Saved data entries

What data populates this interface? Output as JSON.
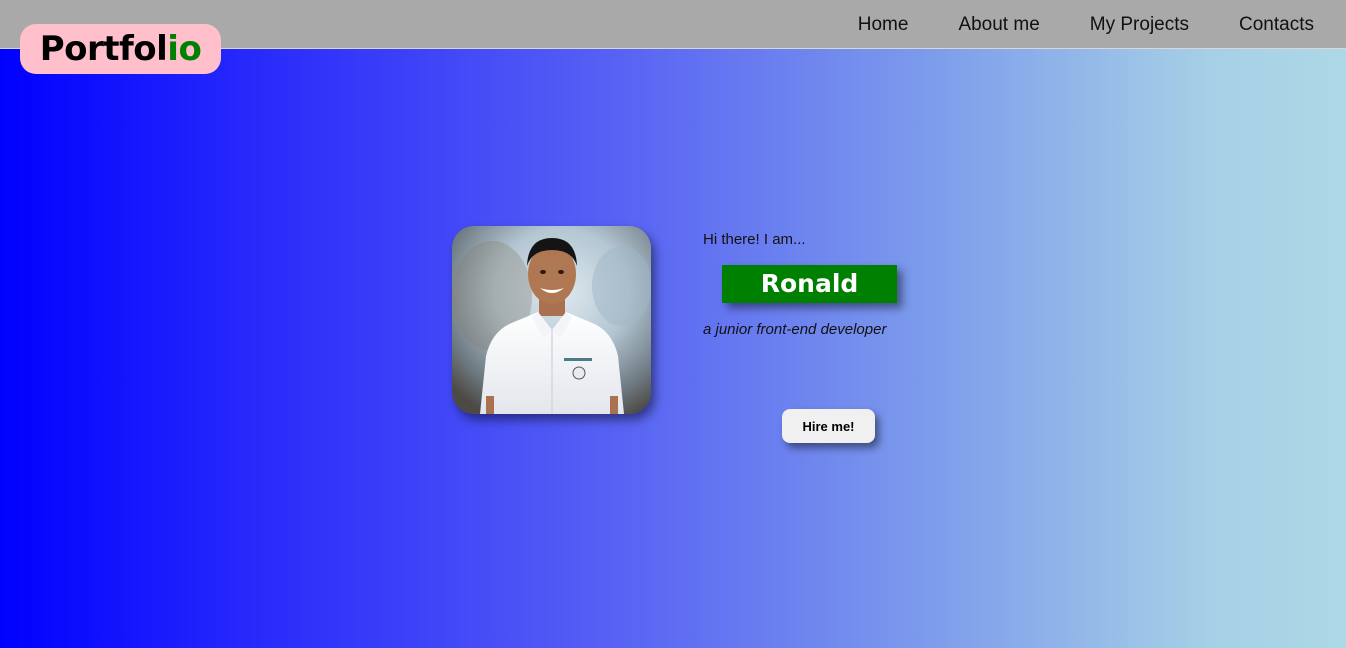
{
  "header": {
    "logo_main": "Portfol",
    "logo_accent": "io",
    "nav": {
      "home": "Home",
      "about": "About me",
      "projects": "My Projects",
      "contacts": "Contacts"
    }
  },
  "hero": {
    "greeting": "Hi there! I am...",
    "name": "Ronald",
    "tagline": "a junior front-end developer",
    "cta_label": "Hire me!",
    "photo_icon": "profile-photo"
  },
  "colors": {
    "header_bg": "#a9a9a9",
    "logo_bg": "#ffc0cb",
    "accent_green": "#008000",
    "gradient_start": "#0000ff",
    "gradient_end": "#add8e6",
    "button_bg": "#f0f0f0"
  }
}
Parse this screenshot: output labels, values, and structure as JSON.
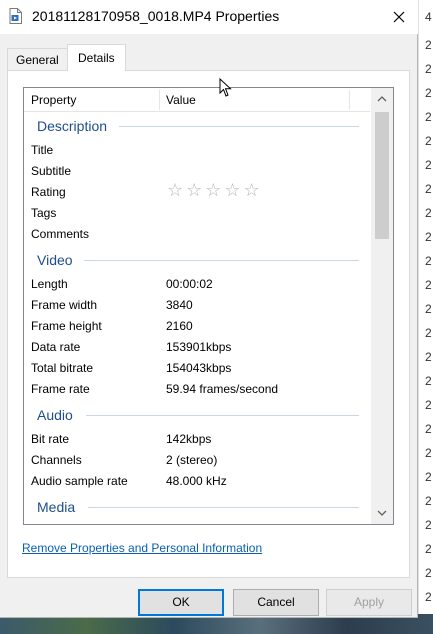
{
  "window": {
    "title": "20181128170958_0018.MP4 Properties",
    "close_glyph": "✕"
  },
  "tabs": [
    {
      "label": "General",
      "selected": false
    },
    {
      "label": "Details",
      "selected": true
    }
  ],
  "list": {
    "header_property": "Property",
    "header_value": "Value",
    "sections": {
      "description": {
        "title": "Description",
        "rows": [
          {
            "prop": "Title",
            "val": ""
          },
          {
            "prop": "Subtitle",
            "val": ""
          },
          {
            "prop": "Rating",
            "val": ""
          },
          {
            "prop": "Tags",
            "val": ""
          },
          {
            "prop": "Comments",
            "val": ""
          }
        ],
        "rating_stars": "☆☆☆☆☆"
      },
      "video": {
        "title": "Video",
        "rows": [
          {
            "prop": "Length",
            "val": "00:00:02"
          },
          {
            "prop": "Frame width",
            "val": "3840"
          },
          {
            "prop": "Frame height",
            "val": "2160"
          },
          {
            "prop": "Data rate",
            "val": "153901kbps"
          },
          {
            "prop": "Total bitrate",
            "val": "154043kbps"
          },
          {
            "prop": "Frame rate",
            "val": "59.94 frames/second"
          }
        ]
      },
      "audio": {
        "title": "Audio",
        "rows": [
          {
            "prop": "Bit rate",
            "val": "142kbps"
          },
          {
            "prop": "Channels",
            "val": "2 (stereo)"
          },
          {
            "prop": "Audio sample rate",
            "val": "48.000 kHz"
          }
        ]
      },
      "media": {
        "title": "Media"
      }
    }
  },
  "links": {
    "remove_properties": "Remove Properties and Personal Information"
  },
  "buttons": {
    "ok": "OK",
    "cancel": "Cancel",
    "apply": "Apply"
  },
  "background_window": {
    "chars": [
      "4",
      "2",
      "2",
      "2",
      "2",
      "2",
      "2",
      "2",
      "2",
      "2",
      "2",
      "2",
      "2",
      "2",
      "2",
      "2",
      "2",
      "2",
      "2",
      "2",
      "2",
      "2",
      "2",
      "2",
      "2",
      "2",
      "2"
    ]
  },
  "colors": {
    "accent": "#0078d7",
    "section_heading": "#1e4e8c",
    "link": "#0a5fb4"
  }
}
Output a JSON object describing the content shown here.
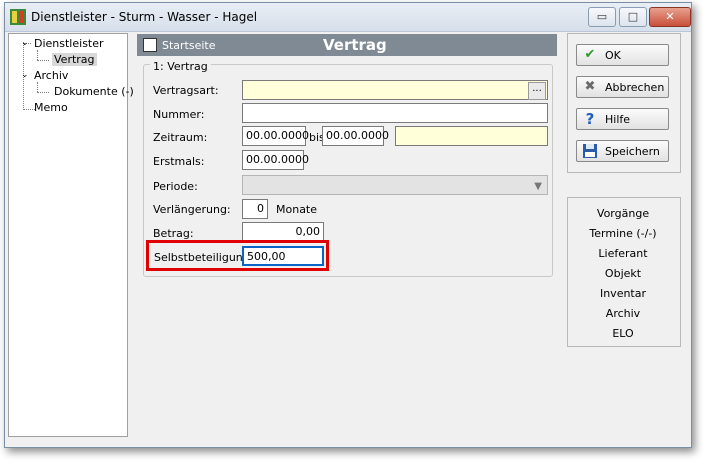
{
  "window": {
    "title": "Dienstleister - Sturm - Wasser - Hagel",
    "min_symbol": "▭",
    "max_symbol": "□",
    "close_symbol": "✕"
  },
  "tree": {
    "items": [
      {
        "label": "Dienstleister"
      },
      {
        "label": "Vertrag"
      },
      {
        "label": "Archiv"
      },
      {
        "label": "Dokumente (-)"
      },
      {
        "label": "Memo"
      }
    ]
  },
  "header": {
    "startseite": "Startseite",
    "title": "Vertrag"
  },
  "form": {
    "group_label": "1: Vertrag",
    "vertragsart_label": "Vertragsart:",
    "vertragsart_value": "",
    "vertragsart_btn": "...",
    "nummer_label": "Nummer:",
    "nummer_value": "",
    "zeitraum_label": "Zeitraum:",
    "zeitraum_from": "00.00.0000",
    "bis_label": "bis",
    "zeitraum_to": "00.00.0000",
    "zeitraum_extra": "",
    "erstmals_label": "Erstmals:",
    "erstmals_value": "00.00.0000",
    "periode_label": "Periode:",
    "periode_value": "",
    "verlaengerung_label": "Verlängerung:",
    "verlaengerung_value": "0",
    "monate_label": "Monate",
    "betrag_label": "Betrag:",
    "betrag_value": "0,00",
    "selbst_label": "Selbstbeteiligung:",
    "selbst_value": "500,00"
  },
  "buttons": {
    "ok": "OK",
    "abbrechen": "Abbrechen",
    "hilfe": "Hilfe",
    "speichern": "Speichern"
  },
  "nav": {
    "items": [
      "Vorgänge",
      "Termine (-/-)",
      "Lieferant",
      "Objekt",
      "Inventar",
      "Archiv",
      "ELO"
    ]
  },
  "colors": {
    "highlight": "#e00000",
    "header_bg": "#808a95",
    "yellow_field": "#ffffd9"
  },
  "icons": {
    "ok": "check-icon",
    "abbrechen": "cross-icon",
    "hilfe": "question-icon",
    "speichern": "floppy-icon"
  }
}
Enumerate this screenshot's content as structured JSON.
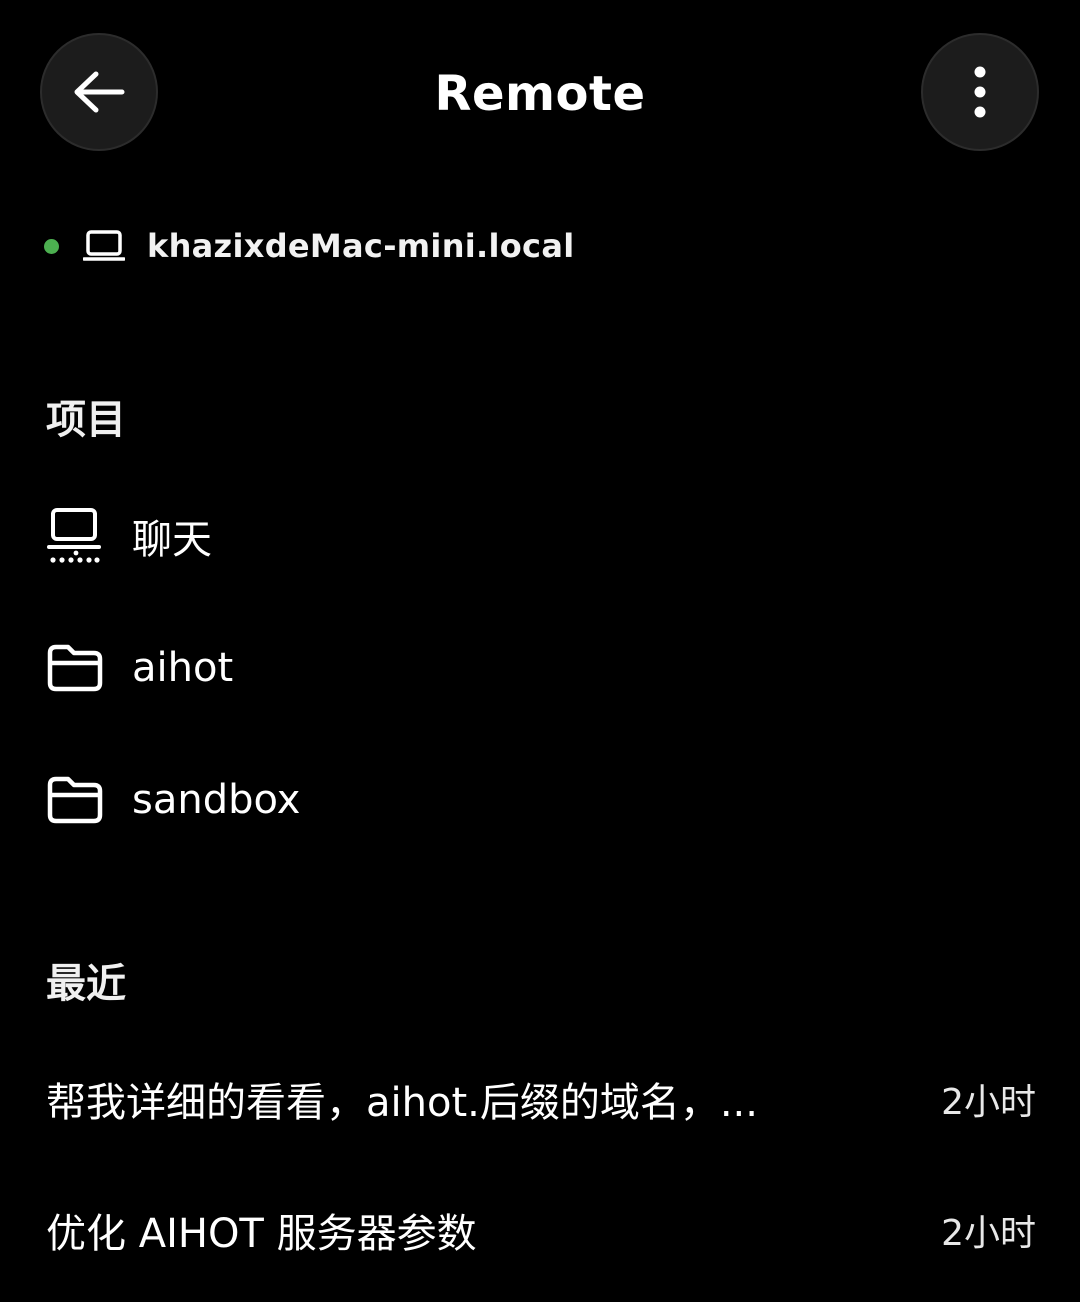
{
  "header": {
    "title": "Remote",
    "back_icon": "arrow-left-icon",
    "more_icon": "more-vertical-icon"
  },
  "host": {
    "name": "khazixdeMac-mini.local",
    "status": "online",
    "status_color": "#4caf50",
    "icon": "laptop-icon"
  },
  "projects": {
    "heading": "项目",
    "items": [
      {
        "label": "聊天",
        "icon": "chat-laptop-icon"
      },
      {
        "label": "aihot",
        "icon": "folder-icon"
      },
      {
        "label": "sandbox",
        "icon": "folder-icon"
      }
    ]
  },
  "recent": {
    "heading": "最近",
    "items": [
      {
        "title": "帮我详细的看看，aihot.后缀的域名，...",
        "time": "2小时"
      },
      {
        "title": "优化 AIHOT 服务器参数",
        "time": "2小时"
      }
    ]
  }
}
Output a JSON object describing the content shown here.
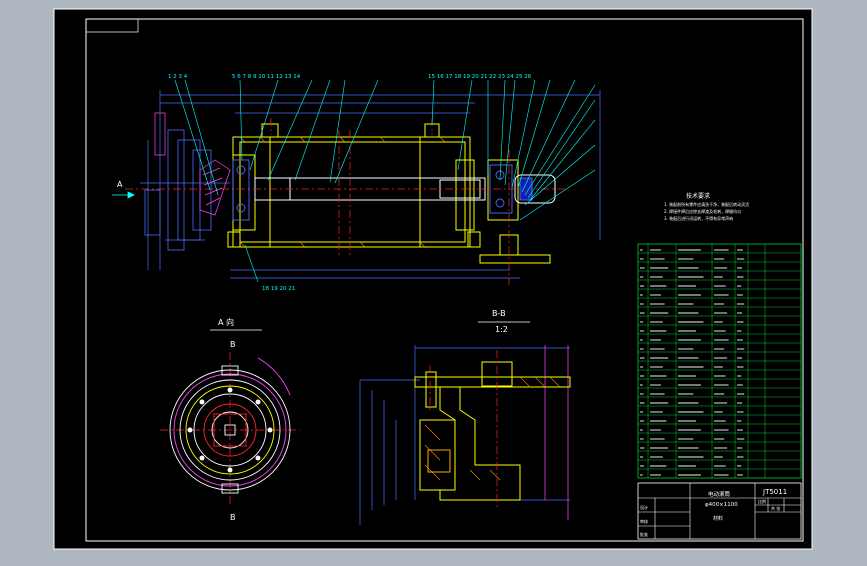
{
  "drawing": {
    "callouts_left": [
      "1",
      "2",
      "3",
      "4"
    ],
    "callouts_mid": [
      "5",
      "6",
      "7",
      "8",
      "9",
      "10",
      "11",
      "12",
      "13",
      "14"
    ],
    "callouts_right": [
      "15",
      "16",
      "17",
      "18",
      "19",
      "20",
      "21",
      "22",
      "23",
      "24",
      "25",
      "26"
    ],
    "callout_bottom": "18 19 20 21",
    "view_arrow": "A",
    "view_a_title": "A 向",
    "view_b_label": "B",
    "section_title": "B-B",
    "section_scale": "1:2",
    "notes_title": "技术要求",
    "notes": [
      "1. 装配前所有零件应清洗干净，装配后转动灵活",
      "2. 焊接件焊后应除去焊渣及毛刺，焊缝均匀",
      "3. 装配后进行试运转，不得有异常声响"
    ]
  },
  "title_block": {
    "drawing_no": "JT5011",
    "name_line1": "电动滚筒",
    "name_line2": "φ400×1100",
    "scale_label": "比例",
    "sheet_label": "共 张",
    "material_label": "材料",
    "designer_label": "设计",
    "checker_label": "审核",
    "approver_label": "批准",
    "parts_rows": 26
  },
  "colors": {
    "background": "#000000",
    "frame": "#ffffff",
    "table": "#00cc33",
    "outline": "#ffff00",
    "hatch": "#ff44ff",
    "dimension": "#4b6bff",
    "center": "#ff2222",
    "leader": "#00ffff"
  }
}
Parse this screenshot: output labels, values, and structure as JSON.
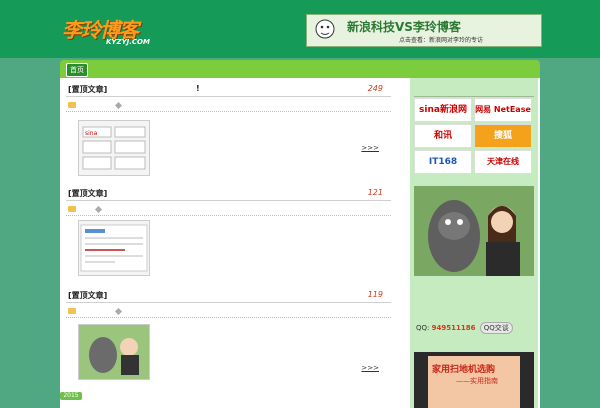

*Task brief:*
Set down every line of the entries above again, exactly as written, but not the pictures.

*Solution to this exercise:*
What data populates this interface? Output as JSON.
{
  "header": {
    "logo_main": "Portfol",
    "logo_accent": "io",
    "nav": {
      "home": "Home",
      "about": "About me",
      "projects": "My Projects",
      "contacts": "Contacts"
    }
  },
  "hero": {
    "greeting": "Hi there! I am...",
    "name": "Ronald",
    "tagline": "a junior front-end developer",
    "cta_label": "Hire me!",
    "photo_icon": "profile-photo"
  },
  "colors": {
    "header_bg": "#a9a9a9",
    "logo_bg": "#ffc0cb",
    "accent_green": "#008000",
    "gradient_start": "#0000ff",
    "gradient_end": "#add8e6",
    "button_bg": "#f0f0f0"
  }
}
Parse this screenshot: output labels, values, and structure as JSON.
{
  "window": {
    "title": "20181128170958_0018.MP4 Properties",
    "close_glyph": "✕"
  },
  "tabs": [
    {
      "label": "General",
      "selected": false
    },
    {
      "label": "Details",
      "selected": true
    }
  ],
  "list": {
    "header_property": "Property",
    "header_value": "Value",
    "sections": {
      "description": {
        "title": "Description",
        "rows": [
          {
            "prop": "Title",
            "val": ""
          },
          {
            "prop": "Subtitle",
            "val": ""
          },
          {
            "prop": "Rating",
            "val": ""
          },
          {
            "prop": "Tags",
            "val": ""
          },
          {
            "prop": "Comments",
            "val": ""
          }
        ],
        "rating_stars": "☆☆☆☆☆"
      },
      "video": {
        "title": "Video",
        "rows": [
          {
            "prop": "Length",
            "val": "00:00:02"
          },
          {
            "prop": "Frame width",
            "val": "3840"
          },
          {
            "prop": "Frame height",
            "val": "2160"
          },
          {
            "prop": "Data rate",
            "val": "153901kbps"
          },
          {
            "prop": "Total bitrate",
            "val": "154043kbps"
          },
          {
            "prop": "Frame rate",
            "val": "59.94 frames/second"
          }
        ]
      },
      "audio": {
        "title": "Audio",
        "rows": [
          {
            "prop": "Bit rate",
            "val": "142kbps"
          },
          {
            "prop": "Channels",
            "val": "2 (stereo)"
          },
          {
            "prop": "Audio sample rate",
            "val": "48.000 kHz"
          }
        ]
      },
      "media": {
        "title": "Media"
      }
    }
  },
  "links": {
    "remove_properties": "Remove Properties and Personal Information"
  },
  "buttons": {
    "ok": "OK",
    "cancel": "Cancel",
    "apply": "Apply"
  },
  "background_window": {
    "chars": [
      "4",
      "2",
      "2",
      "2",
      "2",
      "2",
      "2",
      "2",
      "2",
      "2",
      "2",
      "2",
      "2",
      "2",
      "2",
      "2",
      "2",
      "2",
      "2",
      "2",
      "2",
      "2",
      "2",
      "2",
      "2",
      "2",
      "2"
    ]
  },
  "colors": {
    "accent": "#0078d7",
    "section_heading": "#1e4e8c",
    "link": "#0a5fb4"
  }
}
Output a JSON object describing the content shown here.
{
  "window": {
    "title": "Dienstleister - Sturm - Wasser - Hagel",
    "min_symbol": "▭",
    "max_symbol": "□",
    "close_symbol": "✕"
  },
  "tree": {
    "items": [
      {
        "label": "Dienstleister"
      },
      {
        "label": "Vertrag"
      },
      {
        "label": "Archiv"
      },
      {
        "label": "Dokumente (-)"
      },
      {
        "label": "Memo"
      }
    ]
  },
  "header": {
    "startseite": "Startseite",
    "title": "Vertrag"
  },
  "form": {
    "group_label": "1: Vertrag",
    "vertragsart_label": "Vertragsart:",
    "vertragsart_value": "",
    "vertragsart_btn": "...",
    "nummer_label": "Nummer:",
    "nummer_value": "",
    "zeitraum_label": "Zeitraum:",
    "zeitraum_from": "00.00.0000",
    "bis_label": "bis",
    "zeitraum_to": "00.00.0000",
    "zeitraum_extra": "",
    "erstmals_label": "Erstmals:",
    "erstmals_value": "00.00.0000",
    "periode_label": "Periode:",
    "periode_value": "",
    "verlaengerung_label": "Verlängerung:",
    "verlaengerung_value": "0",
    "monate_label": "Monate",
    "betrag_label": "Betrag:",
    "betrag_value": "0,00",
    "selbst_label": "Selbstbeteiligung:",
    "selbst_value": "500,00"
  },
  "buttons": {
    "ok": "OK",
    "abbrechen": "Abbrechen",
    "hilfe": "Hilfe",
    "speichern": "Speichern"
  },
  "nav": {
    "items": [
      "Vorgänge",
      "Termine (-/-)",
      "Lieferant",
      "Objekt",
      "Inventar",
      "Archiv",
      "ELO"
    ]
  },
  "colors": {
    "highlight": "#e00000",
    "header_bg": "#808a95",
    "yellow_field": "#ffffd9"
  },
  "icons": {
    "ok": "check-icon",
    "abbrechen": "cross-icon",
    "hilfe": "question-icon",
    "speichern": "floppy-icon"
  }
}
Enumerate this screenshot's content as structured JSON.
{
  "header": {
    "title": "Remote",
    "back_icon": "arrow-left-icon",
    "more_icon": "more-vertical-icon"
  },
  "host": {
    "name": "khazixdeMac-mini.local",
    "status": "online",
    "status_color": "#4caf50",
    "icon": "laptop-icon"
  },
  "projects": {
    "heading": "项目",
    "items": [
      {
        "label": "聊天",
        "icon": "chat-laptop-icon"
      },
      {
        "label": "aihot",
        "icon": "folder-icon"
      },
      {
        "label": "sandbox",
        "icon": "folder-icon"
      }
    ]
  },
  "recent": {
    "heading": "最近",
    "items": [
      {
        "title": "帮我详细的看看，aihot.后缀的域名，...",
        "time": "2小时"
      },
      {
        "title": "优化 AIHOT 服务器参数",
        "time": "2小时"
      }
    ]
  }
}
Output a JSON object describing the content shown here.
{
  "drawing": {
    "callouts_left": [
      "1",
      "2",
      "3",
      "4"
    ],
    "callouts_mid": [
      "5",
      "6",
      "7",
      "8",
      "9",
      "10",
      "11",
      "12",
      "13",
      "14"
    ],
    "callouts_right": [
      "15",
      "16",
      "17",
      "18",
      "19",
      "20",
      "21",
      "22",
      "23",
      "24",
      "25",
      "26"
    ],
    "callout_bottom": "18 19 20 21",
    "view_arrow": "A",
    "view_a_title": "A 向",
    "view_b_label": "B",
    "section_title": "B-B",
    "section_scale": "1:2",
    "notes_title": "技术要求",
    "notes": [
      "1. 装配前所有零件应清洗干净，装配后转动灵活",
      "2. 焊接件焊后应除去焊渣及毛刺，焊缝均匀",
      "3. 装配后进行试运转，不得有异常声响"
    ]
  },
  "title_block": {
    "drawing_no": "JT5011",
    "name_line1": "电动滚筒",
    "name_line2": "φ400×1100",
    "scale_label": "比例",
    "sheet_label": "共 张",
    "material_label": "材料",
    "designer_label": "设计",
    "checker_label": "审核",
    "approver_label": "批准",
    "parts_rows": 26
  },
  "colors": {
    "background": "#000000",
    "frame": "#ffffff",
    "table": "#00cc33",
    "outline": "#ffff00",
    "hatch": "#ff44ff",
    "dimension": "#4b6bff",
    "center": "#ff2222",
    "leader": "#00ffff"
  }
}
Parse this screenshot: output labels, values, and structure as JSON.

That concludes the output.